ABOUT THIS TASK> Match on the string "izmaksas" in the entries below and return every matching line.

EXCERPTED RECORDS>
- - - - -
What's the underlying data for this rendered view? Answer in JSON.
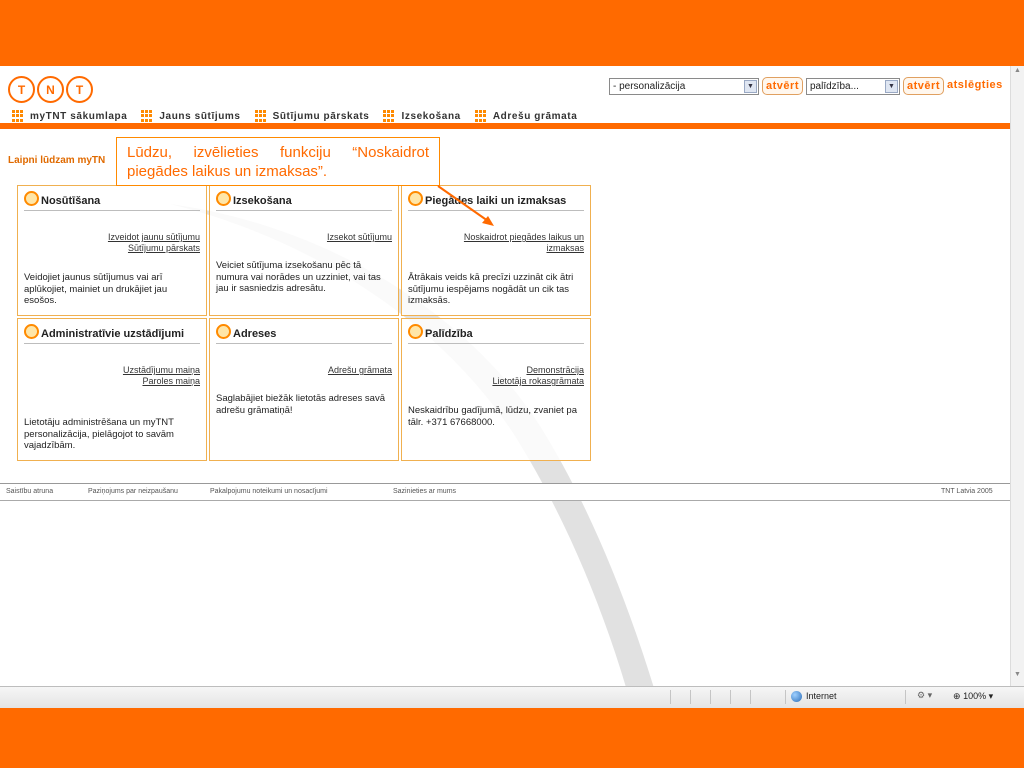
{
  "colors": {
    "brand_orange": "#ff6a00",
    "panel_border": "#f0b050"
  },
  "logo": {
    "letters": [
      "T",
      "N",
      "T"
    ]
  },
  "header": {
    "personalization_select": "- personalizācija",
    "open_button_1": "atvērt",
    "help_select": "palīdzība...",
    "open_button_2": "atvērt",
    "logout_link": "atslēgties"
  },
  "nav": {
    "items": [
      {
        "label": "myTNT sākumlapa"
      },
      {
        "label": "Jauns sūtījums"
      },
      {
        "label": "Sūtījumu pārskats"
      },
      {
        "label": "Izsekošana"
      },
      {
        "label": "Adrešu grāmata"
      }
    ]
  },
  "welcome": "Laipni lūdzam myTN",
  "callout": "Lūdzu, izvēlieties funkciju “Noskaidrot piegādes laikus un izmaksas”.",
  "panels": [
    {
      "title": "Nosūtīšana",
      "icon": "truck-icon",
      "links": [
        "Izveidot jaunu sūtījumu",
        "Sūtījumu pārskats"
      ],
      "description": "Veidojiet jaunus sūtījumus vai arī aplūkojiet, mainiet un drukājiet jau esošos."
    },
    {
      "title": "Izsekošana",
      "icon": "magnifier-icon",
      "links": [
        "Izsekot sūtījumu"
      ],
      "description": "Veiciet sūtījuma izsekošanu pēc tā numura vai norādes un uzziniet, vai tas jau ir sasniedzis adresātu."
    },
    {
      "title": "Piegādes laiki un izmaksas",
      "icon": "clock-icon",
      "links": [
        "Noskaidrot piegādes laikus un izmaksas"
      ],
      "description": "Ātrākais veids kā precīzi uzzināt cik ātri sūtījumu iespējams nogādāt un cik tas izmaksās."
    },
    {
      "title": "Administratīvie uzstādījumi",
      "icon": "settings-icon",
      "links": [
        "Uzstādījumu maiņa",
        "Paroles maiņa"
      ],
      "description": "Lietotāju administrēšana un myTNT personalizācija, pielāgojot to savām vajadzībām."
    },
    {
      "title": "Adreses",
      "icon": "address-book-icon",
      "links": [
        "Adrešu grāmata"
      ],
      "description": "Saglabājiet biežāk lietotās adreses savā adrešu grāmatiņā!"
    },
    {
      "title": "Palīdzība",
      "icon": "help-icon",
      "links": [
        "Demonstrācija",
        "Lietotāja rokasgrāmata"
      ],
      "description": "Neskaidrību gadījumā, lūdzu, zvaniet pa tālr. +371 67668000."
    }
  ],
  "footer": {
    "links": [
      "Saistību atruna",
      "Paziņojums par neizpaušanu",
      "Pakalpojumu noteikumi un nosacījumi",
      "Sazinieties ar mums"
    ],
    "copyright": "TNT Latvia 2005"
  },
  "statusbar": {
    "zone": "Internet",
    "zoom": "100%"
  }
}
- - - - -
SOLUTION TO THIS TASK>
  "callout": "Lūdzu, izvēlieties funkciju “Noskaidrot piegādes laikus un izmaksas”.",
      "title": "Piegādes laiki un izmaksas",
        "Noskaidrot piegādes laikus un izmaksas"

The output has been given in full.